There is no single prerequisite or contributing factor that will signal if someone will become an addict. It takes a group of influencing factors working together (in most instances) to create the addicted person and the more of these prerequisites a person has the greater the chance that addiction becomes an issue for them.
A few examples of these contributing factors are:
- The Individual’s Biology. Addiction is a disease and therefore the genes someone is born with will make up for about half of their possible predisposition to becoming an addict. Other factors include a person’s gender, ethnicity, and the possible presence of some form of mental disorder may also increase risk for drug use and addiction.
- The Individual’s Environment. One’s environment can include a whole host of different influences, from a person’s family and friends to their economic status and general quality of life. Other contributors such as peer pressure, physical and sexual abuse, early exposure to drugs, stress, and lack of parental guidance can greatly affect a person’s likelihood of drug use and addiction.

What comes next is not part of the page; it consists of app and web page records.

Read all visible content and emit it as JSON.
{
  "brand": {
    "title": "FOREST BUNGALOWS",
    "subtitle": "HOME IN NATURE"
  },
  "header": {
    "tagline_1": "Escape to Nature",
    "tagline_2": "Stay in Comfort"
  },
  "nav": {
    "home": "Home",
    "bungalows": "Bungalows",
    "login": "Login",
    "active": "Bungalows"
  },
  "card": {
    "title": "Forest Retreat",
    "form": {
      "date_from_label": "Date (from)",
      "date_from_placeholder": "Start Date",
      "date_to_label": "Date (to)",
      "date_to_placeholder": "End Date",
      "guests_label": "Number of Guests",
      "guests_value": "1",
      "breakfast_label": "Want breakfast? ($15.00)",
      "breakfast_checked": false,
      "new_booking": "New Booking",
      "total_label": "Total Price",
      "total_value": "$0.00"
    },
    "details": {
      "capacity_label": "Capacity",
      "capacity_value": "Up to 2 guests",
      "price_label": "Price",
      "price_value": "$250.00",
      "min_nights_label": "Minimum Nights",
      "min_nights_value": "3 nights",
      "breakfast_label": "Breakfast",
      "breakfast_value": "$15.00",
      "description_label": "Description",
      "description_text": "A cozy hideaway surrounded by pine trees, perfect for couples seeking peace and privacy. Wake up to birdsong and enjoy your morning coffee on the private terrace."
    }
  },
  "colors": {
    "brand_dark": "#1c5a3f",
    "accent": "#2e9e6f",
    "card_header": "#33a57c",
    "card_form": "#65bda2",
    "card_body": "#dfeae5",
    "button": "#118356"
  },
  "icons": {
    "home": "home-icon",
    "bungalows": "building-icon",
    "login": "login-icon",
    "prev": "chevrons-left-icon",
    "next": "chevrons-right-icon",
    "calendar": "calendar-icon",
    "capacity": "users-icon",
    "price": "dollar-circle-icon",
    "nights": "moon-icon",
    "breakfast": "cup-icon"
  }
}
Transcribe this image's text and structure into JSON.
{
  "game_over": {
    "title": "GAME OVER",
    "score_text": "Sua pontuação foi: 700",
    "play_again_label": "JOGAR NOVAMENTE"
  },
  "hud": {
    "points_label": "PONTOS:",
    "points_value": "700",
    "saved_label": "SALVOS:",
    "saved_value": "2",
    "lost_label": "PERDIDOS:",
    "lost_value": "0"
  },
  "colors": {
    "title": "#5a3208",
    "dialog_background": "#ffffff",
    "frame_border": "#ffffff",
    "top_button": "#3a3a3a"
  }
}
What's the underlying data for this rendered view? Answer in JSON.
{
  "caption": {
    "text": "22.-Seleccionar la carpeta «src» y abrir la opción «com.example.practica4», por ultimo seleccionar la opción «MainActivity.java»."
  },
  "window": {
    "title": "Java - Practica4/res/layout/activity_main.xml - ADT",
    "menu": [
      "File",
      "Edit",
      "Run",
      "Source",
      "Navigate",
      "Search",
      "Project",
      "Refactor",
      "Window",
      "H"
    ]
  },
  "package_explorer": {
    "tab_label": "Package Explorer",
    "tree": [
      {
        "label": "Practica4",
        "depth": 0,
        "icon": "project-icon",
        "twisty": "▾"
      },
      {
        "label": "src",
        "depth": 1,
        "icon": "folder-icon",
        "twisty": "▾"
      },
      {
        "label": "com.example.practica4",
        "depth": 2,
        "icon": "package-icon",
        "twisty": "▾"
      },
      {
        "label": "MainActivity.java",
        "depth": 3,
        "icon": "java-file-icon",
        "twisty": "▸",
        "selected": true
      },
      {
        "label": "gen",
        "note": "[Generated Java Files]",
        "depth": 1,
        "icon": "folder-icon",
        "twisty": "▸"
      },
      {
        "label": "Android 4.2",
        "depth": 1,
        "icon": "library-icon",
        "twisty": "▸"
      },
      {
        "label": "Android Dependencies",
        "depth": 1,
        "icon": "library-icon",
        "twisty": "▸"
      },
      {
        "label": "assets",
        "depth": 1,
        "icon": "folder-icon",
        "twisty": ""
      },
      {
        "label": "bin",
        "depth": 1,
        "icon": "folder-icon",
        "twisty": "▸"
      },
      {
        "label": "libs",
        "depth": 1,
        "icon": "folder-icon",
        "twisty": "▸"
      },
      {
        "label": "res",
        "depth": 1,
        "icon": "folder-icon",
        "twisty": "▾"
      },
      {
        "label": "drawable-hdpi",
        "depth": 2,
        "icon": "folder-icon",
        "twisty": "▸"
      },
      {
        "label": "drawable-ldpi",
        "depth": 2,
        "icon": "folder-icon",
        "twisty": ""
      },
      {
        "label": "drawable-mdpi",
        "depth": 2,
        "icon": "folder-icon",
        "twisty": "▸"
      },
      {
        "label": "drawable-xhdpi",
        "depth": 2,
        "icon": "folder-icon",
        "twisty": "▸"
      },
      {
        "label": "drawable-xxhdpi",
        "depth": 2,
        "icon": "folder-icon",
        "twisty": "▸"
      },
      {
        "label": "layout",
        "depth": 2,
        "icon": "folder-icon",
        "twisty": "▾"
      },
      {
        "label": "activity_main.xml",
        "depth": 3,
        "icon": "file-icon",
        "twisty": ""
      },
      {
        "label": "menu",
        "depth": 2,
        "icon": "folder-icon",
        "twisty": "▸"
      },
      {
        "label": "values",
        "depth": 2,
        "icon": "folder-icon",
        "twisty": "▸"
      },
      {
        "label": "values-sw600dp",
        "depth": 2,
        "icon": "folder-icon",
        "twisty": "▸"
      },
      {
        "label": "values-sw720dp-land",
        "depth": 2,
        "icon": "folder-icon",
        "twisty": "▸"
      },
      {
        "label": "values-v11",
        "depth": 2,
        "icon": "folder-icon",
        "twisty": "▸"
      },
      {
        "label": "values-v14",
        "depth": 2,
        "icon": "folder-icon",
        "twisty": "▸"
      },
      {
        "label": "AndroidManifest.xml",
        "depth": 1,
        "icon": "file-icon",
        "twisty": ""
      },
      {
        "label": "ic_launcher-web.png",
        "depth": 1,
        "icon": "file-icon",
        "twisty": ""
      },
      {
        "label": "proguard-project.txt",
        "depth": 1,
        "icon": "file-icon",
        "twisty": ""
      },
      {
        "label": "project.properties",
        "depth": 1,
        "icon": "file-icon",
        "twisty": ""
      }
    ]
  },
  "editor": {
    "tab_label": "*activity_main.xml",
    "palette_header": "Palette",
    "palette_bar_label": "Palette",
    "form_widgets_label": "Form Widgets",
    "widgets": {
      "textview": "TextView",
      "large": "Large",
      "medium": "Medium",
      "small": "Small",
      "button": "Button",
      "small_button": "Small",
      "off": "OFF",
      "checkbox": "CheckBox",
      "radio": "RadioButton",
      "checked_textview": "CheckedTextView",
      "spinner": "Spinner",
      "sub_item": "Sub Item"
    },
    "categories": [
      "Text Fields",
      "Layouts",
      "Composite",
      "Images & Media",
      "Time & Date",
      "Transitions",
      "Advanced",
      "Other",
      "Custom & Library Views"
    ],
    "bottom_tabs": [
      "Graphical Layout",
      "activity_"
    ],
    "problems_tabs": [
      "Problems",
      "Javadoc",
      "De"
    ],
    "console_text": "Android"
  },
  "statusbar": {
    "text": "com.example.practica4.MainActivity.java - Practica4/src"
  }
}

- The Individual’s Development. Genetic and environmental factors interact with critical developmental stages in a person’s life to affect addiction risk. Although taking drugs at any age can lead to addiction, the earlier that drug use begins, the more likely it will progress to addiction. This is particularly problematic for teens. Because areas in their brains that control decision-making, judgment, and self-control are still developing, teens may be especially prone to risky behaviors, including trying drugs.
These are only a few of the contributing factors that can lead to drug addiction. If you or a loved one need help with addiction call us today.